▸ What is expected
Pull every line with the word "emoji" out of the entries below.

BEGIN Recorded information

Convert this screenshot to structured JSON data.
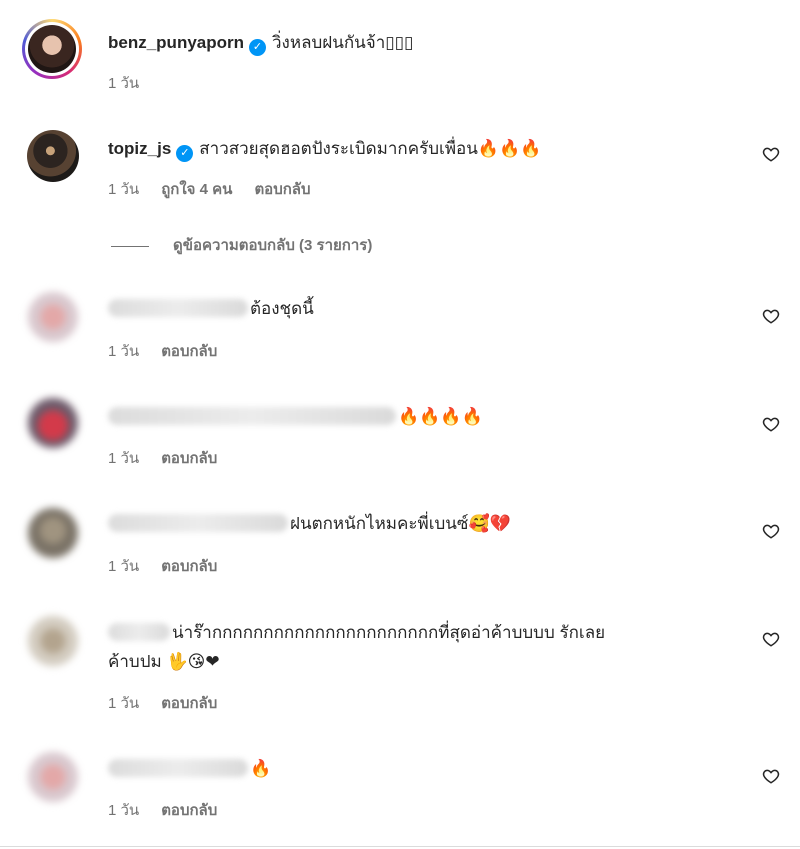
{
  "caption": {
    "username": "benz_punyaporn",
    "text": "วิ่งหลบฝนกันจ้า▯▯▯",
    "time": "1 วัน"
  },
  "comments": [
    {
      "username": "topiz_js",
      "verified": true,
      "text": "สาวสวยสุดฮอตปังระเบิดมากครับเพื่อน",
      "emoji": "🔥🔥🔥",
      "time": "1 วัน",
      "likes": "ถูกใจ 4 คน",
      "reply": "ตอบกลับ"
    },
    {
      "username": "",
      "text": "ต้องชุดนี้",
      "emoji": "",
      "time": "1 วัน",
      "reply": "ตอบกลับ"
    },
    {
      "username": "",
      "text": "",
      "emoji": "🔥🔥🔥🔥",
      "time": "1 วัน",
      "reply": "ตอบกลับ"
    },
    {
      "username": "",
      "text": "ฝนตกหนักไหมคะพี่เบนซ์",
      "emoji": "🥰💔",
      "time": "1 วัน",
      "reply": "ตอบกลับ"
    },
    {
      "username": "",
      "text": "น่าร๊ากกกกกกกกกกกกกกกกกกกกกกที่สุดอ่าค้าบบบบ รักเลย",
      "text2": "ค้าบปม",
      "emoji": "🖖😘❤",
      "time": "1 วัน",
      "reply": "ตอบกลับ"
    },
    {
      "username": "",
      "text": "",
      "emoji": "🔥",
      "time": "1 วัน",
      "reply": "ตอบกลับ"
    }
  ],
  "view_replies": "ดูข้อความตอบกลับ (3 รายการ)",
  "icons": {
    "verified": "verified-badge-icon",
    "like": "heart-outline-icon"
  },
  "colors": {
    "verified": "#0095f6",
    "muted": "#737373",
    "text": "#262626"
  }
}
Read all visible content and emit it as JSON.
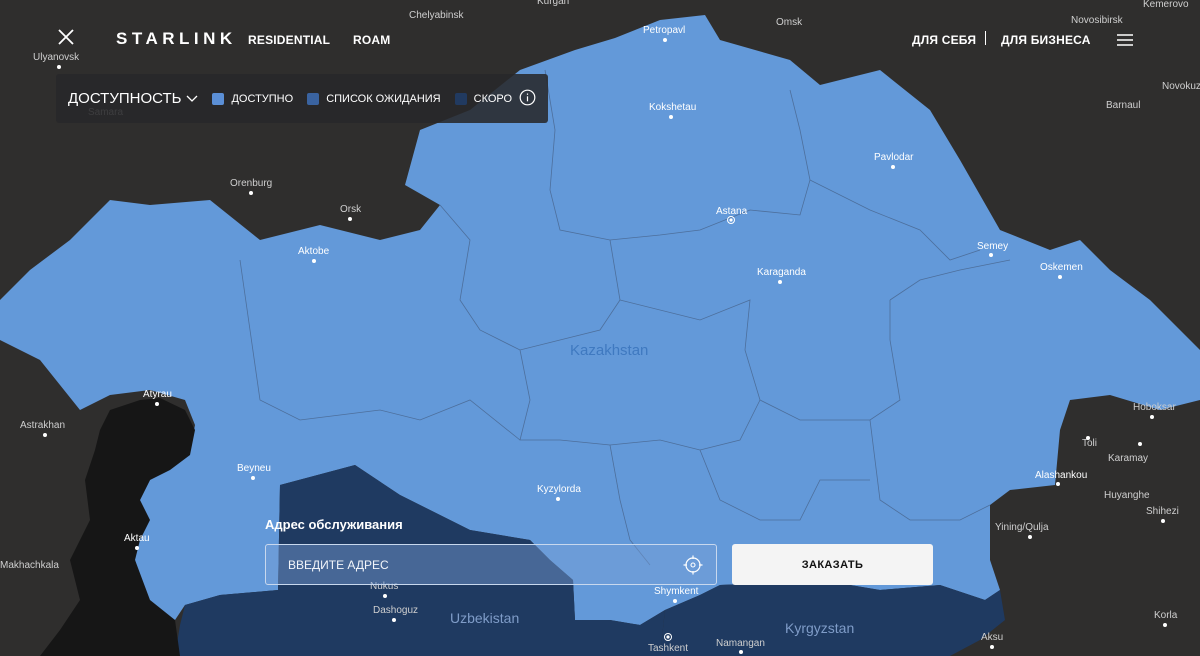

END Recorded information

▸ Reply to the exercise
      "emoji": "🔥🔥🔥",
      "emoji": "",
      "emoji": "🔥🔥🔥🔥",
      "emoji": "🥰💔",
      "emoji": "🖖😘❤",
      "emoji": "🔥",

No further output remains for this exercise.